**DATA FOR THE TASK**
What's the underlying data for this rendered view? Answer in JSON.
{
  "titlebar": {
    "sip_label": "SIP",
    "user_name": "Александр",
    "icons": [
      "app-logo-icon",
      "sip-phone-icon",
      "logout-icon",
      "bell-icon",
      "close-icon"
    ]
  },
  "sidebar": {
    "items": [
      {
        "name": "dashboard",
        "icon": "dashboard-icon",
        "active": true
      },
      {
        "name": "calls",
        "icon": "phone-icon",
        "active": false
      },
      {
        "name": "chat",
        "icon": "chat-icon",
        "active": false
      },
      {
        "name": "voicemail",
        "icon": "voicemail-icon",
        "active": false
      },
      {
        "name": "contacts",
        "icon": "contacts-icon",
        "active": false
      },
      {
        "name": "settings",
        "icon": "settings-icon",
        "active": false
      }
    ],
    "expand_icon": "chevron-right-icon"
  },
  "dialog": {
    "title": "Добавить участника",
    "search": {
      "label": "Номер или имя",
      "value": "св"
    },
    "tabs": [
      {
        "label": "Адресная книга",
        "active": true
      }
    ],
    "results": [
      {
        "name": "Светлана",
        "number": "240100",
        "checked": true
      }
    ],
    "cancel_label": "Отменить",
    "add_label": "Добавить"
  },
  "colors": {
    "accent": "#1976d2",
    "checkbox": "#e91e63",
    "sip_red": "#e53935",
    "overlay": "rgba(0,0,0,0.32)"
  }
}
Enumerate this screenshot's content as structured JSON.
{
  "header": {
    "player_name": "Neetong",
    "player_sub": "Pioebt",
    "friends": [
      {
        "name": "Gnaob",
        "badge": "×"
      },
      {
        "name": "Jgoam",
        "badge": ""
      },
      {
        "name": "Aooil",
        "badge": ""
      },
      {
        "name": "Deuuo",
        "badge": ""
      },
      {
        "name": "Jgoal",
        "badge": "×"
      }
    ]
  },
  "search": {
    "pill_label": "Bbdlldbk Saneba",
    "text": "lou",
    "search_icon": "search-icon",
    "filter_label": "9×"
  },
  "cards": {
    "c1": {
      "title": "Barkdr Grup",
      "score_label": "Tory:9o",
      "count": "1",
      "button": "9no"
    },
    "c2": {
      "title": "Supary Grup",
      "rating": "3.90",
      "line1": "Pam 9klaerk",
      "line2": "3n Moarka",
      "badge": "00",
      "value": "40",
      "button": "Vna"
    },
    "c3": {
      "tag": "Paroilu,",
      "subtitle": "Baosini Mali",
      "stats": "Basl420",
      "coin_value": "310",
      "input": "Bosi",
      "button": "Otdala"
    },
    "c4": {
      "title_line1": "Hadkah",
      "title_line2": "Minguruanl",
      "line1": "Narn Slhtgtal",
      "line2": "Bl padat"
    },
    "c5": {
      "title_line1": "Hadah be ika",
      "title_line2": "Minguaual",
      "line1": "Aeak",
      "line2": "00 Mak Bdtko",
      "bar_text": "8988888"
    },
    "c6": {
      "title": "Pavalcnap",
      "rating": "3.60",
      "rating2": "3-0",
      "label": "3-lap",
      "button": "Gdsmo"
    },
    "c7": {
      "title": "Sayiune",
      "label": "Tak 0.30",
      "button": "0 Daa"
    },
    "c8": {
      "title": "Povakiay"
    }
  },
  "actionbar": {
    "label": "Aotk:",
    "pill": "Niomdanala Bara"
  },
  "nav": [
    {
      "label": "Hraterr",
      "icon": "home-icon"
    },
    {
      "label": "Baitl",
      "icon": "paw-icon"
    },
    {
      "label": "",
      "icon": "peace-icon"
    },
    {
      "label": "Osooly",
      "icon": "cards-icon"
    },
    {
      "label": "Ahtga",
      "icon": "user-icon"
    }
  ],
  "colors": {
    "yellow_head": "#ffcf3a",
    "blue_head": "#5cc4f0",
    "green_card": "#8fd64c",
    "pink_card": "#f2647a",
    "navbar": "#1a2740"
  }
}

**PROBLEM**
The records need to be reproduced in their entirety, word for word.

**OUTPUT**
What's the underlying data for this rendered view? Answer in JSON.
{
  "titlebar": {
    "sip_label": "SIP",
    "user_name": "Александр",
    "icons": [
      "app-logo-icon",
      "sip-phone-icon",
      "logout-icon",
      "bell-icon",
      "close-icon"
    ]
  },
  "sidebar": {
    "items": [
      {
        "name": "dashboard",
        "icon": "dashboard-icon",
        "active": true
      },
      {
        "name": "calls",
        "icon": "phone-icon",
        "active": false
      },
      {
        "name": "chat",
        "icon": "chat-icon",
        "active": false
      },
      {
        "name": "voicemail",
        "icon": "voicemail-icon",
        "active": false
      },
      {
        "name": "contacts",
        "icon": "contacts-icon",
        "active": false
      },
      {
        "name": "settings",
        "icon": "settings-icon",
        "active": false
      }
    ],
    "expand_icon": "chevron-right-icon"
  },
  "dialog": {
    "title": "Добавить участника",
    "search": {
      "label": "Номер или имя",
      "value": "св"
    },
    "tabs": [
      {
        "label": "Адресная книга",
        "active": true
      }
    ],
    "results": [
      {
        "name": "Светлана",
        "number": "240100",
        "checked": true
      }
    ],
    "cancel_label": "Отменить",
    "add_label": "Добавить"
  },
  "colors": {
    "accent": "#1976d2",
    "checkbox": "#e91e63",
    "sip_red": "#e53935",
    "overlay": "rgba(0,0,0,0.32)"
  }
}
Enumerate this screenshot's content as structured JSON.
{
  "header": {
    "player_name": "Neetong",
    "player_sub": "Pioebt",
    "friends": [
      {
        "name": "Gnaob",
        "badge": "×"
      },
      {
        "name": "Jgoam",
        "badge": ""
      },
      {
        "name": "Aooil",
        "badge": ""
      },
      {
        "name": "Deuuo",
        "badge": ""
      },
      {
        "name": "Jgoal",
        "badge": "×"
      }
    ]
  },
  "search": {
    "pill_label": "Bbdlldbk Saneba",
    "text": "lou",
    "search_icon": "search-icon",
    "filter_label": "9×"
  },
  "cards": {
    "c1": {
      "title": "Barkdr Grup",
      "score_label": "Tory:9o",
      "count": "1",
      "button": "9no"
    },
    "c2": {
      "title": "Supary Grup",
      "rating": "3.90",
      "line1": "Pam 9klaerk",
      "line2": "3n Moarka",
      "badge": "00",
      "value": "40",
      "button": "Vna"
    },
    "c3": {
      "tag": "Paroilu,",
      "subtitle": "Baosini Mali",
      "stats": "Basl420",
      "coin_value": "310",
      "input": "Bosi",
      "button": "Otdala"
    },
    "c4": {
      "title_line1": "Hadkah",
      "title_line2": "Minguruanl",
      "line1": "Narn Slhtgtal",
      "line2": "Bl padat"
    },
    "c5": {
      "title_line1": "Hadah be ika",
      "title_line2": "Minguaual",
      "line1": "Aeak",
      "line2": "00 Mak Bdtko",
      "bar_text": "8988888"
    },
    "c6": {
      "title": "Pavalcnap",
      "rating": "3.60",
      "rating2": "3-0",
      "label": "3-lap",
      "button": "Gdsmo"
    },
    "c7": {
      "title": "Sayiune",
      "label": "Tak 0.30",
      "button": "0 Daa"
    },
    "c8": {
      "title": "Povakiay"
    }
  },
  "actionbar": {
    "label": "Aotk:",
    "pill": "Niomdanala Bara"
  },
  "nav": [
    {
      "label": "Hraterr",
      "icon": "home-icon"
    },
    {
      "label": "Baitl",
      "icon": "paw-icon"
    },
    {
      "label": "",
      "icon": "peace-icon"
    },
    {
      "label": "Osooly",
      "icon": "cards-icon"
    },
    {
      "label": "Ahtga",
      "icon": "user-icon"
    }
  ],
  "colors": {
    "yellow_head": "#ffcf3a",
    "blue_head": "#5cc4f0",
    "green_card": "#8fd64c",
    "pink_card": "#f2647a",
    "navbar": "#1a2740"
  }
}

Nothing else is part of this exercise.